Supernova in the galaxy M82 captured by the Swift satellite. Mid-ultraviolet light is shown in blue, near-UV light in green and visible light in red (Image NASA/Swift/P. Brown, TAMU)

A research conducted by a team led by astronomer Peter A. Milne of the University of Arizona published in two articles in the “Astrophysical Journal” shows that Type Ia supernovae can be divided into two groups with different characteristics. For years, astronomers had thought that their brightness depended almost exclusively on their distance. This can have consequences on our knowledge of the universe expansion, also calculated based on this type of supernovae.
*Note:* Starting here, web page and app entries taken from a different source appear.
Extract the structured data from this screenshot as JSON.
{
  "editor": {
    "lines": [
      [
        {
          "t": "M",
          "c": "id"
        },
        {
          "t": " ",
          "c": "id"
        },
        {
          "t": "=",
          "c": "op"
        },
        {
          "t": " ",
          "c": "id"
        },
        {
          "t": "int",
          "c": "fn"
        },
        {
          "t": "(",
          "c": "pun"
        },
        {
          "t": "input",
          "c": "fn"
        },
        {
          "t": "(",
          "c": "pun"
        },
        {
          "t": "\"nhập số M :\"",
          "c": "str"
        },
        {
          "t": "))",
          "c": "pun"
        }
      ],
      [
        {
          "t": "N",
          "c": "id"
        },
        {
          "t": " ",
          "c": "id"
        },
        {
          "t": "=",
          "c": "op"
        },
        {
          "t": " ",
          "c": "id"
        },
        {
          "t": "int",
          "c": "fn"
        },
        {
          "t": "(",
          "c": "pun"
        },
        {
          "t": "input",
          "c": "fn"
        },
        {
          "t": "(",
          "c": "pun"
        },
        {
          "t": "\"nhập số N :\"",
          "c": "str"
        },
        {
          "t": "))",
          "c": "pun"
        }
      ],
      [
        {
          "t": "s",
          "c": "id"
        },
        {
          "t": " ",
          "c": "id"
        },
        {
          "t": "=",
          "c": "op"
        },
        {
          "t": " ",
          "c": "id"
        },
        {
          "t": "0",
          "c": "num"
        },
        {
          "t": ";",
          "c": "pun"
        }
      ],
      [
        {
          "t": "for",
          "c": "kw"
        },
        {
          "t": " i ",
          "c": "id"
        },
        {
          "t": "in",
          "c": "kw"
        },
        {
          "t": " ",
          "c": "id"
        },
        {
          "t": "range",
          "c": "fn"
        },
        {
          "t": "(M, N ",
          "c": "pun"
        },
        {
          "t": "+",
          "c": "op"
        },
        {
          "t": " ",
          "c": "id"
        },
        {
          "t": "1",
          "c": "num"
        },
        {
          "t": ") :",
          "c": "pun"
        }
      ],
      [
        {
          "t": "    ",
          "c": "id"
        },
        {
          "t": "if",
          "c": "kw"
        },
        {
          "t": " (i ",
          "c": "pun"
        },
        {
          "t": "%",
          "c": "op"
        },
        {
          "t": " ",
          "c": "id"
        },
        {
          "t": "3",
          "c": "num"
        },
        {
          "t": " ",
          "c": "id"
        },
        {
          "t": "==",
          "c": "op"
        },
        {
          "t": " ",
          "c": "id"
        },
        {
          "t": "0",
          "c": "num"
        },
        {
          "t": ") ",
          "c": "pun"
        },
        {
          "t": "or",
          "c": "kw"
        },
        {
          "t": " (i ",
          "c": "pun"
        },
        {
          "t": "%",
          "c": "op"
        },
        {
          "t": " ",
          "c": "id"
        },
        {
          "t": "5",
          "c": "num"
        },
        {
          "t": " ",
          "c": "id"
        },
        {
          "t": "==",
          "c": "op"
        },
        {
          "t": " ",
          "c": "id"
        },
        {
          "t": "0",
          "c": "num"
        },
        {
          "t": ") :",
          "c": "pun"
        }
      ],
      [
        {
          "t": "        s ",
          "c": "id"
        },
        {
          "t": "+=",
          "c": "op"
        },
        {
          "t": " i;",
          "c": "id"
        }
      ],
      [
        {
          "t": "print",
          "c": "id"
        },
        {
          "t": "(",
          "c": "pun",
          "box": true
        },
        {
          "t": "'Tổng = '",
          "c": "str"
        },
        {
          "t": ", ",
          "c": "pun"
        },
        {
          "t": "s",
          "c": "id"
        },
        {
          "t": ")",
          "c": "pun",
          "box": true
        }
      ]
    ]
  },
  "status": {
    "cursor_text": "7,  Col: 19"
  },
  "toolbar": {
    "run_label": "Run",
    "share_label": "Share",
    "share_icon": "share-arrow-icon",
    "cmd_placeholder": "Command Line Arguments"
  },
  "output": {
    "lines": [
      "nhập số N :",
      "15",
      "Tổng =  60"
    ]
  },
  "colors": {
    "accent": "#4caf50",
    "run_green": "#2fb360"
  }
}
Data from the SOFIA airborne telescope shows dust surviving within a supernova remnants (Image NASA/CXO/Herschel/VLA/Lau et al)

In the journal “Science” an article was just published that discusses a research conducted by an international team of scientists who found evidence that supernovae can generate a sufficient amount of material that can later create new planets like Earth. This team, led by Ryan Lau of Cornell University in Ithaca, New York, studied in particular a supernova that exploded about 10,000 years ago using a special instrument, the airborne telescope SOFIA.

The sky around the double star V471 Tauri, visible in low luminosity in the middle of the image (Image ESO/Digitized Sky Survey 2)

SPHERE (Spectro-Polarimetric High-contrast Exoplanet REsearch) is an instrument built especially to take direct pictures of exoplanets but the first scientific article based on its observations was about the binary system V471 Tauri. A group of astronomers led by Adam Hardy carried out this research, published in the journal “Astrophysical Journal Letters”, explaining why it led to a surprise.

The astronomers expected that there was a brown dwarf orbiting this double star but SPHERE didn’t find anything. It’s a surprising result because the presence of a brown dwarf was by far the most plausible explanation for the strange behavior of V471 Tauri.